The Lougheed government (1971-1985), which established the trust fund, collected an average 27.8% of the value of gross sales, peaking at 41.2% in 1978. The succeeding Getty government (1985-1992), averaged 14.9% while the Klein government (1992-2006) averaged 15.5% and in 2006 collections fell below 10.0%. The Notley government’s projected budget for 2015-16 was initially only 3.6% – $2.752 billion, which doesn’t buy you a ticket to ride very far down the energy transition road. And making matters worse, Premiere Notley revised the estimate of Alberta’s take downward by almost a half, to around $1.4 billion last week.
Naomi Oreskes, Professor of the History of Science and Affiliated Professor of Earth and Planetary Sciences at Harvard University, when asked what she thought of Prime Minister Justin Trudeau’s recent remark about clean energy funding said, “It’s an equation that doesn’t add up.” In an interview with the online magazine The Tyee she said “It’s like when Obama talked about the ‘all of the above’ energy policy. In theory, that sounds great, but it doesn’t work.”
“If Trudeau can say we’re going to do all these things,” building more giant pipelines to deliver Alberta’s oil sands bitumen or British Columbia’s fracked natural gas to proposed export terminals on both coasts, “that says to me that they have not truly assimilated what is at stake here,” she said. Further she called B.C. Premier Christy Clark’s promotion of liquefied natural gas as a climate solution: a “bridge fuel” to help China get off dirty coal power, dangerously “wishful thinking.”
In December of last year Canadian, Environment Minister Catherine McKenna was instrumental in leading the call in Paris to limit temperature increases due to climate change to 1.5 degrees Celsius this century. With reference to the tough measures required to try to reach that goal however, she warned last week that moving too fast would disrupt the country’s national unity.
“I’m a realist on this,” she said. “There are a lot of people who have lost jobs in Alberta. I’m not saying that we destroy our planet. But I think we need to be thoughtful of how we move forward.”
“We need a transition to a low carbon economy.
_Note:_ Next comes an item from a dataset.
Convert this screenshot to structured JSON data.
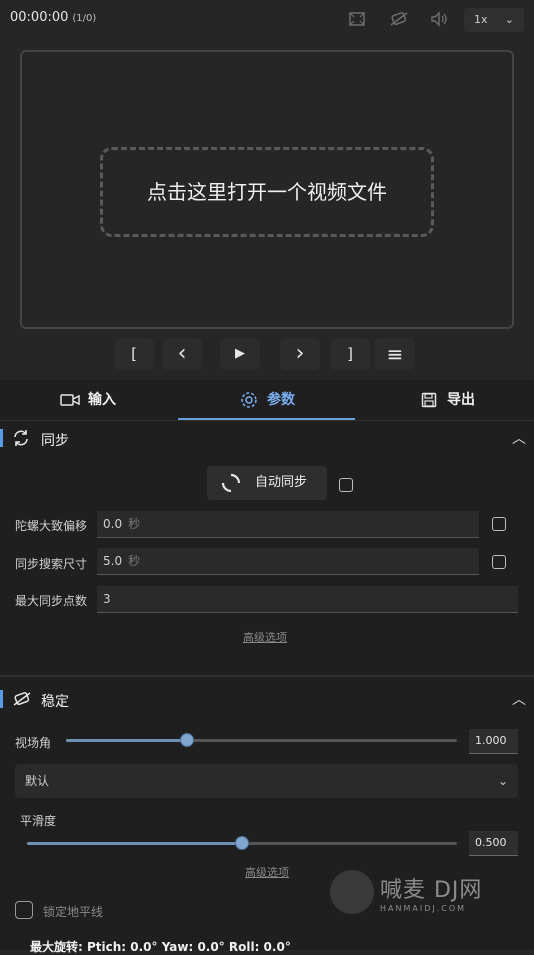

We absolutely do. But we can’t do it overnight,” she said.
Realistically we can’t do it overnight but being thoughtful has become code for doing nothing or at least nothing fast and that is the surest recipe for crapping out on both ends of the energy market: today’s and tomorrow’s there is. It is also an eerily reminiscent sentiment to what has been heard in this country for over 20 years with respect to climate change.
The same engineers and skilled labor that are currently out of work in Alberta’s oil patch are the same people needed to build the low carbon economy of the future.
The longer it takes to transition form Frontierland to Tomorrowland the longer skilled Canadian energy workers will be out of work and the less likely it becomes Canada plays a significant role in the major challenge of this century.
It’s time to leave the fantasies to Disney and to embrace technology that permits Canada to live up to its environmental commitments least we truly do risk the breakup of this country.
Photo Credit: waferboard via Flickr